Grand jury about to dig deep into Edwards’ campaign financing?
posted at 2:15 pm on October 8, 2010 by Ed Morrissey
It seems that the Department of Justice is interested in more than just the funding that kept Rielle Hunter quiet during the presidential campaign of John Edwards. The Daily Beast’s Diane Dimond reports that more than 20 subpoenas have been issued in the investigation of Edwards’ campaign finances, far more than were involved in handling Hunter. The flurry of subpoenas also shows that the Department of Justice has decided that there is substantial reason to continue:
My sources confirm that Holding’s investigators, having reconstructed how they believe former Edwards’ Senate staffer Andrew Young bankrolled hiding the pregnant Hunter for his boss, took their findings to Washington. Given the national scope and political sensitivity, they determined that the top dogs at the U.S. Justice Department should decide whether to continue targeting the former presidential candidate. By all accounts, including sources close to the case that I spoke with, U.S. Attorney General Eric Holder’s team realized there was enough “there” there to keep the Edwards case active. The Justice Department not only approved the investigation should continue, full steam ahead, but also ordered the latest round of subpoenas.
The sheer number of subpoenas is a telling clue. According to former Edwards staffers who wish to remain anonymous, there were far fewer than 20 people in the loop about how Edwards funded his “Hide Hunter” scheme. Furthermore, those in the inner circle of confidants—including Chief of Staff Miles Lackey; Jonathan Price who, according the sources, “handled all things Rielle;” and Nick Baldick and Alexis Barr, who possessed the check-writing ability connected to Edwards’ nonprofit groups—are believed to have already testified before the grand jury. So these subpoenas seem to indicate that the feds are looking beyond questions surrounding how Hunter got money.
The next clue comes via a source who is familiar with the inner workings of the case and who has been close to Edwards for years. This person tells me that these newly subpoenaed witnesses are primarily Washington, D.C.-based. That hints at the possibility that prosecutors might be looking past the presidential campaign itself and toward how Edwards’ operated his former Senate office—and perhaps even to the actions of Edwards’ estranged and cancer-stricken wife, Elizabeth.
That won’t be good news for Edwards at all, who has mostly remained quiet since the scandals broke in 2008. This will thrust him back into the spotlight, just at a moment when Democrats can least afford it. They are already taking fire on all sides over policy and scandal, and given that Edwards ran on the national ticket in 2004 and contended in the top tier for the nomination in 2008, this is an association they can ill afford.

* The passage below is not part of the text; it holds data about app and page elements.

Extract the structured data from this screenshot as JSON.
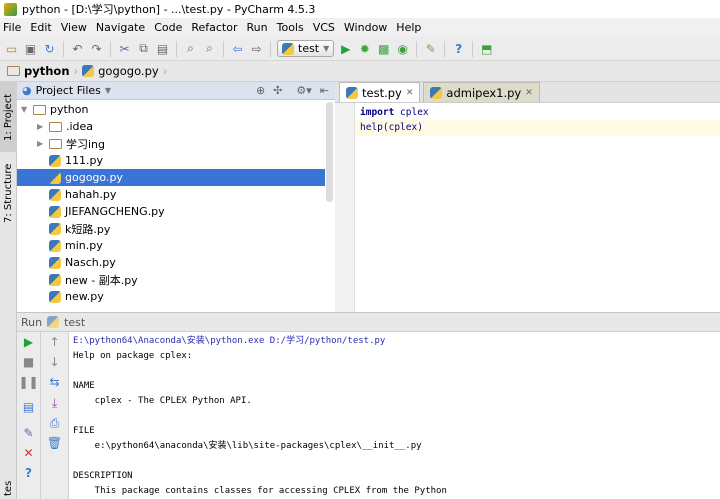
{
  "window": {
    "title": "python - [D:\\学习\\python] - ...\\test.py - PyCharm 4.5.3"
  },
  "menu": [
    "File",
    "Edit",
    "View",
    "Navigate",
    "Code",
    "Refactor",
    "Run",
    "Tools",
    "VCS",
    "Window",
    "Help"
  ],
  "toolbar": {
    "run_config": "test"
  },
  "breadcrumb": [
    "python",
    "gogogo.py"
  ],
  "side_tabs": {
    "project": "1: Project",
    "structure": "7: Structure",
    "favorites": "tes"
  },
  "project_panel": {
    "view": "Project Files",
    "tree": [
      {
        "label": "python",
        "type": "folder",
        "level": 0,
        "expanded": true
      },
      {
        "label": ".idea",
        "type": "folder",
        "level": 1
      },
      {
        "label": "学习ing",
        "type": "folder",
        "level": 1
      },
      {
        "label": "111.py",
        "type": "file",
        "level": 1
      },
      {
        "label": "gogogo.py",
        "type": "file",
        "level": 1,
        "selected": true
      },
      {
        "label": "hahah.py",
        "type": "file",
        "level": 1
      },
      {
        "label": "JIEFANGCHENG.py",
        "type": "file",
        "level": 1
      },
      {
        "label": "k短路.py",
        "type": "file",
        "level": 1
      },
      {
        "label": "min.py",
        "type": "file",
        "level": 1
      },
      {
        "label": "Nasch.py",
        "type": "file",
        "level": 1
      },
      {
        "label": "new - 副本.py",
        "type": "file",
        "level": 1
      },
      {
        "label": "new.py",
        "type": "file",
        "level": 1
      }
    ]
  },
  "editor": {
    "tabs": [
      {
        "label": "test.py",
        "active": true
      },
      {
        "label": "admipex1.py",
        "active": false
      }
    ],
    "lines": [
      {
        "kw": "import",
        "rest": " cplex"
      },
      {
        "kw": "",
        "rest": "help(cplex)"
      }
    ]
  },
  "run": {
    "label": "Run",
    "config": "test",
    "output": [
      {
        "text": "E:\\python64\\Anaconda\\安装\\python.exe D:/学习/python/test.py",
        "color": "#2b2bb0"
      },
      {
        "text": "Help on package cplex:",
        "color": "#000"
      },
      {
        "text": "",
        "color": "#000"
      },
      {
        "text": "NAME",
        "color": "#000"
      },
      {
        "text": "    cplex - The CPLEX Python API.",
        "color": "#000"
      },
      {
        "text": "",
        "color": "#000"
      },
      {
        "text": "FILE",
        "color": "#000"
      },
      {
        "text": "    e:\\python64\\anaconda\\安装\\lib\\site-packages\\cplex\\__init__.py",
        "color": "#000"
      },
      {
        "text": "",
        "color": "#000"
      },
      {
        "text": "DESCRIPTION",
        "color": "#000"
      },
      {
        "text": "    This package contains classes for accessing CPLEX from the Python",
        "color": "#000"
      }
    ]
  }
}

The question to ask is how many of those in the money circles are still working with the Democrats in 2010. After all, Edwards was a mainstream Democrat with powerful connections to the usual Democratic-supporting institutions, especially unions. This could have a far-reaching impact not in 2010 (unless the testimony results in indictments in the next couple of weeks), but in 2012 when Barack Obama needs to tap into them. The “Washington DC-based” witnesses may have connections to Edwards’ Senate activities, but it’s also important to note that Edwards didn’t actually spend all that much time as a Senator. Like Obama, he spent most of his single term running for the Presidency.